This is a credit crisis, banking collapse and rapidly heading for a depression. Detroit had a plan to get them thru till early 2011, but the world collapsed on them and wiped out 2 years of the plan because of 50% drops in sales and a failed credit system.

Complain all you want about bailouts, but detroit had a plan, it didn’t take into account a collapse of the financial system. The guys who caused this on wall street, in the city and the rest of the financial world got bail outs for their failed businesses, now others need help to handle the fallout. Now the world wants to blame detroit’s problems on their own bad planning.

I judge what should be done by looking at the lack of action taken by the US government in 1929-1933 and Japanese government who worried about inflation in after 1989, rather than the deflation that followed.
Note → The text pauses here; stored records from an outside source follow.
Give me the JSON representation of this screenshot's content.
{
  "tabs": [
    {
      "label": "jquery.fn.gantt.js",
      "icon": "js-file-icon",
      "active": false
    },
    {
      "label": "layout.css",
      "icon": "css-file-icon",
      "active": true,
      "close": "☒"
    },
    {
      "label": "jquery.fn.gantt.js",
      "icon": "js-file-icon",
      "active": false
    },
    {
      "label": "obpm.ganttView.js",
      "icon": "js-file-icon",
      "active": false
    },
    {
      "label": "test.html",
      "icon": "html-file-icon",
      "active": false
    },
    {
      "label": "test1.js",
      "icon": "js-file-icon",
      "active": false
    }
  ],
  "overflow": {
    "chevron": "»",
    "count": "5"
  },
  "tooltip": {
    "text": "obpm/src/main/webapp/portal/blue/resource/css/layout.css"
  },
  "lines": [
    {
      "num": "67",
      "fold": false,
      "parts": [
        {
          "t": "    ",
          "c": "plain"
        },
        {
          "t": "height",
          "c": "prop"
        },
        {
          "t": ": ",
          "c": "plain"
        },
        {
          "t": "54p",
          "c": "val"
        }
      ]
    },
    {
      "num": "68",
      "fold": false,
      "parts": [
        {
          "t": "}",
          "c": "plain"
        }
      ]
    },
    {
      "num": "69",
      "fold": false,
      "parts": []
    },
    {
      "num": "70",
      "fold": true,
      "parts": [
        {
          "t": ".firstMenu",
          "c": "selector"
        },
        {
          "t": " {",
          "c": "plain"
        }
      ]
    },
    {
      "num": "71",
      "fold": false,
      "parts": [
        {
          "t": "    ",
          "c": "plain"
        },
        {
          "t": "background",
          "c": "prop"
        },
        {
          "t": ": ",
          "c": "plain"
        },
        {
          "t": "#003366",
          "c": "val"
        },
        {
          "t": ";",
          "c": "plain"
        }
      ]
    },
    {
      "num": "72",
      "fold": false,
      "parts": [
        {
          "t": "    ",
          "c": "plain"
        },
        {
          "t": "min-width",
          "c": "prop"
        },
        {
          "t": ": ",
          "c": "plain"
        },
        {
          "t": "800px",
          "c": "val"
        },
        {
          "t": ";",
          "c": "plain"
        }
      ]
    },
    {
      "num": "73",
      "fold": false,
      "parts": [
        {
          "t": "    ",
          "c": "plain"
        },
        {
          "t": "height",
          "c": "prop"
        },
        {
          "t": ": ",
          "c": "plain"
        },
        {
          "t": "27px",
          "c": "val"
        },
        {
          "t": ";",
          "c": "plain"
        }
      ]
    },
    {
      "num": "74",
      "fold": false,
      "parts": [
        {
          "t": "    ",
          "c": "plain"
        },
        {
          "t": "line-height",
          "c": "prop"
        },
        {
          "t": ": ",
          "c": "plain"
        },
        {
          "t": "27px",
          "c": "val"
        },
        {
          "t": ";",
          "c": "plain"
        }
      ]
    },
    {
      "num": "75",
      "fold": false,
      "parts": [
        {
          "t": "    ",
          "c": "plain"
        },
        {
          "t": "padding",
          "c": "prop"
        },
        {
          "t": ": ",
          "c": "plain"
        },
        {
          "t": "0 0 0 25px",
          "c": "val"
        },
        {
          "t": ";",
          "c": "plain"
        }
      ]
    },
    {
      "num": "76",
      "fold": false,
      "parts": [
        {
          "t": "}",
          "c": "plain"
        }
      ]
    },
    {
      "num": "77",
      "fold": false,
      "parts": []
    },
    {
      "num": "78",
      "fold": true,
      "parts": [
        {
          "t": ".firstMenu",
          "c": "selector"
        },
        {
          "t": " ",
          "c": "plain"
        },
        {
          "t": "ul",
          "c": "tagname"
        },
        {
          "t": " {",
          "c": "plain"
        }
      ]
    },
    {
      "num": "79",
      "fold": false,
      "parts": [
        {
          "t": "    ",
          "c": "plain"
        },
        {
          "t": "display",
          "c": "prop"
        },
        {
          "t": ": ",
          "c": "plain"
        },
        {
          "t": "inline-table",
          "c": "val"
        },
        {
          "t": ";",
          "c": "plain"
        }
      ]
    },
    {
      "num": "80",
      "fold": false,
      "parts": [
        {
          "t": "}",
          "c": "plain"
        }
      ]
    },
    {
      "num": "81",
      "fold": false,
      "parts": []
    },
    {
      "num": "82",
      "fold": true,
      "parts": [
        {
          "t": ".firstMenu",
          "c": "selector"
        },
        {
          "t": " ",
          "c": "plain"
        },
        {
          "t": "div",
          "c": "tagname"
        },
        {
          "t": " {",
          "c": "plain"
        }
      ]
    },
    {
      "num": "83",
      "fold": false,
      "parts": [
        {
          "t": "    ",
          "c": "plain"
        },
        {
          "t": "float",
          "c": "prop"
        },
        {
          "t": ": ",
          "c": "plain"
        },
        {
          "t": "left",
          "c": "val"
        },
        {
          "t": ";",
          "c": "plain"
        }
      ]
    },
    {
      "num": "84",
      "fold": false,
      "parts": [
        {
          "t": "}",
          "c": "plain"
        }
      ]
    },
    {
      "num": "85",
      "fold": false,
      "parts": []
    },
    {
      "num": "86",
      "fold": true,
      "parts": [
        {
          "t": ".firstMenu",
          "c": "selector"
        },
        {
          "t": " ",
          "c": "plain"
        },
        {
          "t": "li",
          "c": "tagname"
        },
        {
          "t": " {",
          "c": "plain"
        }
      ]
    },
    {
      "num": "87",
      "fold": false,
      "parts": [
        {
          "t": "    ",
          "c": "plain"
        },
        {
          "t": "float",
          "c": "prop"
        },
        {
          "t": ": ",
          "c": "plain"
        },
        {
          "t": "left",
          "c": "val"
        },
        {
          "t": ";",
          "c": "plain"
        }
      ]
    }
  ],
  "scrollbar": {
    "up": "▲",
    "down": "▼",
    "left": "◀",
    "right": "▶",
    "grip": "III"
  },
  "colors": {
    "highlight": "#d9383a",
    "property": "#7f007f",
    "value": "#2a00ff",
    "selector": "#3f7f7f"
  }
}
So, far we are failing to deliver the money that was already agreed upon. We’re heading for a deflationary collapse and high unemployment. I say let’s risk keeping wobbly industries running for a few years for the sake of stability if nothing else. Remember our competitors are running up debt and starting to collapse just like us, maybe worse (look at russia right now).

BTW – The University of Chicago is the home of “free market economics”, Milton Friedman and the folks who view human death as just another economic factor and no more negative than any another cost. In short, you won’t be finding very much from the U of Chicago influencing the Obama Team. Obama’s economic team are East Coast Liberal economists from Harvard, MIT, Hopkins, etc that ran things under clinton.